During a visit to Ljubljana, European Commissioner for Budget and Administration Johannes Hahn explained to the Prime Minister and the Minister of Finance that Brussels wants to revise the EU’s financial framework due to the rising costs of aid to Ukraine, inflation and borrowing costs.
European Commissioner for Budget and Administration Johannes Hahn is at a meeting with the president of the Slovenian government Robert Golob presented the central reasons for the mid-term review and revision, writes v press release the prime minister’s cabinet.
These include, among others, the inclusion of additional necessary funds to help Ukraine, inflation and its effects on the Union’s expenditure, the rising cost of borrowing to finance the recovery mechanism after the corona crisis due to the rise in interest rates and the idea of establishing a European sovereign fund, which is supposed to be more competitive and the strategic independence of the European economy financed investments in essential technologies (clean technologies, semiconductors, biotechnologies, etc.).
The European Commission should not propose a new tool, but would make the most of the existing structures, while the funds for cohesion and agriculture would remain unchanged, the Prime Minister’s office stated.
According to their claims, Golob agreed that the mid-term review of the multi-annual financial framework should not affect the funds of the members within the cohesion and common agricultural policy. He advocated greater flexibility in the implementation of the aforementioned policies and the Recovery and Resilience Fund.

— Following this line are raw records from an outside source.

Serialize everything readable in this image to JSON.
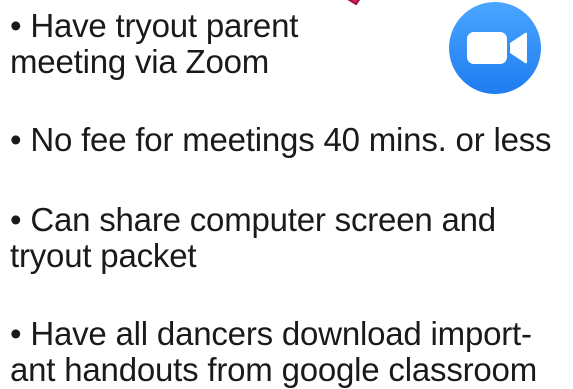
{
  "slide": {
    "bullets": [
      {
        "line1": "• Have tryout parent",
        "line2": "meeting via Zoom"
      },
      {
        "line1": "• No fee for meetings 40 mins. or less"
      },
      {
        "line1": "• Can share computer screen and",
        "line2": "tryout packet"
      },
      {
        "line1": "• Have all dancers download import-",
        "line2": "ant handouts from google classroom"
      }
    ],
    "logo": {
      "icon": "zoom-video-camera-icon",
      "color": "#2D8CFF"
    },
    "accent_shape_color": "#e0245e"
  }
}
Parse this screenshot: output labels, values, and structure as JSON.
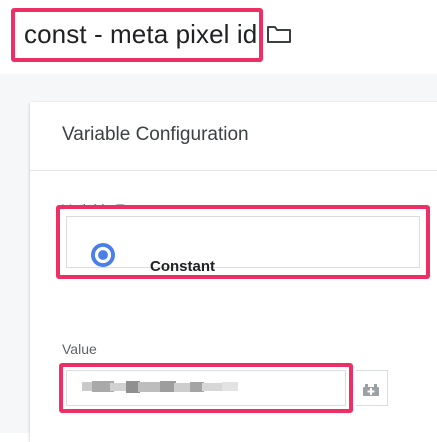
{
  "variable": {
    "name": "const - meta pixel id"
  },
  "icons": {
    "folder": "folder-icon",
    "constant_type": "constant-type-icon",
    "variable_picker": "add-variable-icon"
  },
  "config": {
    "heading": "Variable Configuration",
    "type_label": "Variable Type",
    "type_value": "Constant",
    "value_label": "Value"
  },
  "colors": {
    "highlight": "#ee2f65",
    "type_icon": "#4a7fe8"
  }
}
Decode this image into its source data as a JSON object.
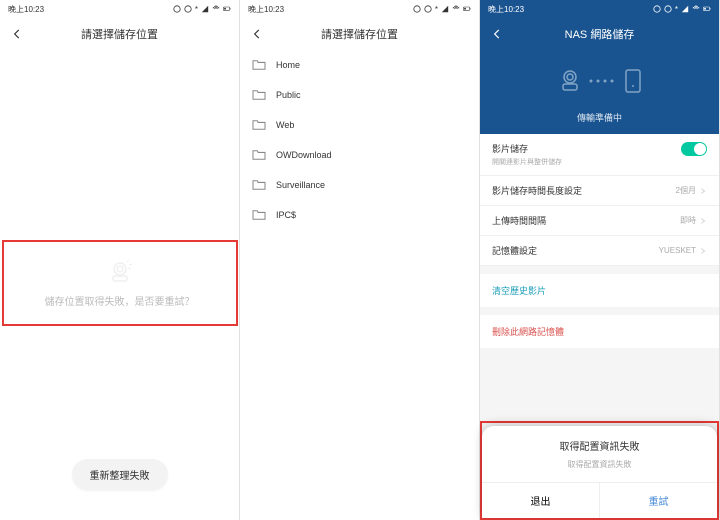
{
  "status": {
    "time": "晚上10:23",
    "icons": "∦ ◢ ☎ ▢"
  },
  "screen1": {
    "title": "請選擇儲存位置",
    "fail_text": "儲存位置取得失敗，是否要重試？",
    "refresh_fail": "重新整理失敗"
  },
  "screen2": {
    "title": "請選擇儲存位置",
    "folders": [
      "Home",
      "Public",
      "Web",
      "OWDownload",
      "Surveillance",
      "IPC$"
    ]
  },
  "screen3": {
    "title": "NAS 網路儲存",
    "transfer": "傳輸準備中",
    "rows": {
      "storage_title": "影片儲存",
      "storage_sub": "開關連影片與整併儲存",
      "duration_title": "影片儲存時間長度設定",
      "duration_val": "2個月",
      "upload_title": "上傳時間間隔",
      "upload_val": "即時",
      "device_title": "記憶體設定",
      "device_val": "YUESKET"
    },
    "clear_history": "清空歷史影片",
    "delete_storage": "刪除此網路記憶體",
    "sheet_title": "取得配置資訊失敗",
    "sheet_sub": "取得配置資訊失敗",
    "sheet_exit": "退出",
    "sheet_retry": "重試"
  }
}
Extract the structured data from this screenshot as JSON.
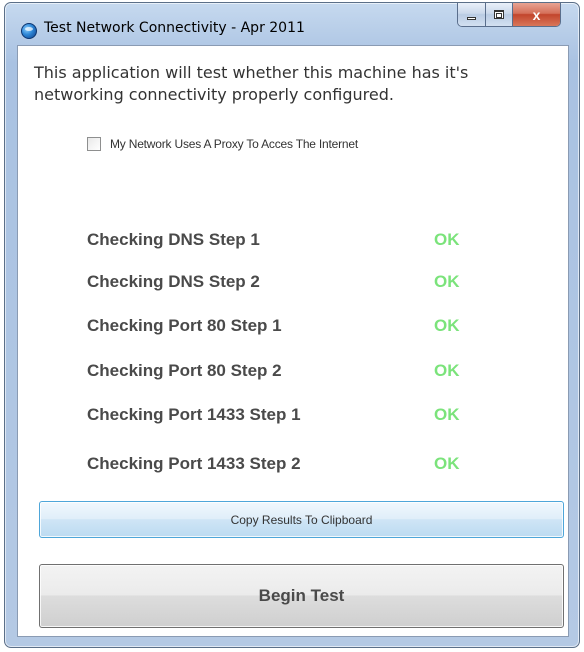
{
  "window": {
    "title": "Test Network Connectivity - Apr 2011",
    "icon": "globe-icon",
    "caption_buttons": {
      "minimize": "minimize-icon",
      "maximize": "maximize-icon",
      "close": "x"
    }
  },
  "main": {
    "intro_text": "This application will test whether this machine has it's networking connectivity properly configured.",
    "proxy_checkbox": {
      "label": "My Network Uses A Proxy To Acces The Internet",
      "checked": false
    },
    "checks": [
      {
        "label": "Checking DNS Step 1",
        "status": "OK"
      },
      {
        "label": "Checking DNS Step 2",
        "status": "OK"
      },
      {
        "label": "Checking Port 80 Step 1",
        "status": "OK"
      },
      {
        "label": "Checking Port 80 Step 2",
        "status": "OK"
      },
      {
        "label": "Checking Port 1433 Step 1",
        "status": "OK"
      },
      {
        "label": "Checking Port 1433 Step 2",
        "status": "OK"
      }
    ],
    "copy_button": "Copy Results To Clipboard",
    "begin_button": "Begin Test"
  },
  "colors": {
    "status_ok": "#7be37b",
    "copy_button_border": "#4ea6d9"
  }
}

At the same time, he should emphasize that due to the financial aid to Ukraine, resources for the other partners of the union should not be reduced, and he specifically singled out the countries of the Western Balkans.
Regarding possible new own resources for financing the budget of the European Union, the Prime Minister pointed out the importance of revenues from the EU system for trading greenhouse gas emissions (ETS) for the Slovenian budget, as the mentioned resources represent one of the main sources of financing the green transition in Slovenia.

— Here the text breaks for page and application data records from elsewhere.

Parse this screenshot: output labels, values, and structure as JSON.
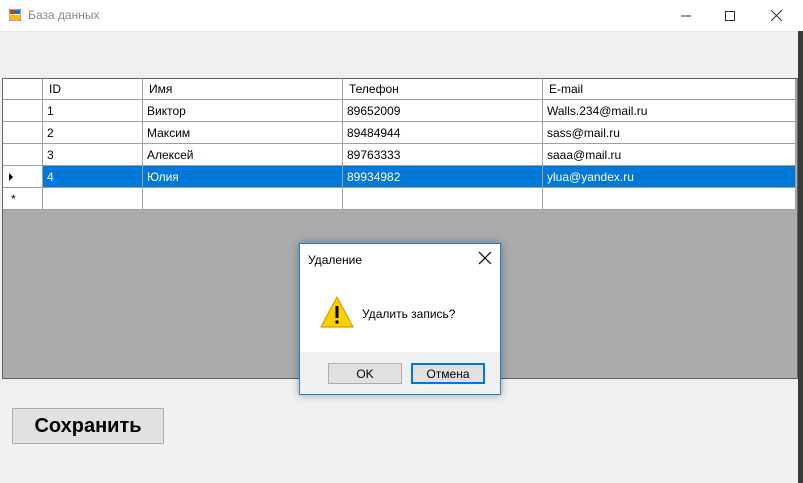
{
  "window": {
    "title": "База данных",
    "icon": "app-icon",
    "controls": [
      "minimize-icon",
      "maximize-icon",
      "close-icon"
    ]
  },
  "grid": {
    "columns": [
      "ID",
      "Имя",
      "Телефон",
      "E-mail"
    ],
    "rows": [
      {
        "id": "1",
        "name": "Виктор",
        "phone": "89652009",
        "email": "Walls.234@mail.ru"
      },
      {
        "id": "2",
        "name": "Максим",
        "phone": "89484944",
        "email": "sass@mail.ru"
      },
      {
        "id": "3",
        "name": "Алексей",
        "phone": "89763333",
        "email": "saaa@mail.ru"
      },
      {
        "id": "4",
        "name": "Юлия",
        "phone": "89934982",
        "email": "ylua@yandex.ru"
      }
    ],
    "selected_row": 3,
    "new_row_marker": "*"
  },
  "save_button": {
    "label": "Сохранить"
  },
  "dialog": {
    "title": "Удаление",
    "message": "Удалить запись?",
    "icon": "warning-icon",
    "ok_label": "OK",
    "cancel_label": "Отмена"
  },
  "colors": {
    "selection": "#0078d7",
    "form_background": "#f0f0f0",
    "grid_background": "#ababab",
    "dialog_border": "#1883d7"
  }
}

Boštjančič called on Hahn to understand
The Commissioner from Austria was also received by the Minister of Finance Klemen Boštjančič with the team. Also at this meeting, the main topic was the mid-term review and revision of the multiannual financial framework, which is being prepared by the European Commission.
At the ministry are press release explained that Hahn warned, among other things, of the rising costs for the EU administration due to inflation. Regarding the funds intended for Ukraine, he emphasized that in addition to financing the current needs of the country, which is a victim of Russian aggression, it is also necessary to start thinking about the phase when the post-war reconstruction will take place.
The commissioner and Boštjančič are also expected to touch on the implementation of the plan for recovery and resilience in Slovenia. At the same time, the minister highlighted the importance of greater flexibility in implementation and appealed for the understanding of the European Commission in this regard. He also drew attention to the challenges posed by the reintroduction of fiscal rules in 2024 for countries, including Slovenia. According to the ministry’s predictions, this will also affect the discussions on the mid-term review of the multi-year financial framework.
Regarding the revenues from the greenhouse gas emissions trading scheme, Boštjančič is said to have expressed Slovenia’s reluctance to the proposal to divert a larger share of these funds to the EU budget.
The Commission is expected to prepare the proposal for the mid-term review and revision of the multi-annual financial framework on June 20, and the leaders of the member states and governments are expected to familiarize themselves with it at the EU summit in June.
As can be seen from the starting points for Hahn’s visit to Ljubljana, which are published among government materials, the commission intends to propose more flexibility in the field of cohesion policy. Faster access to funds should be enabled for countries that have difficulties in drawing funds, and a proposal to expand cohesion funds to large companies for green investments is also being prepared.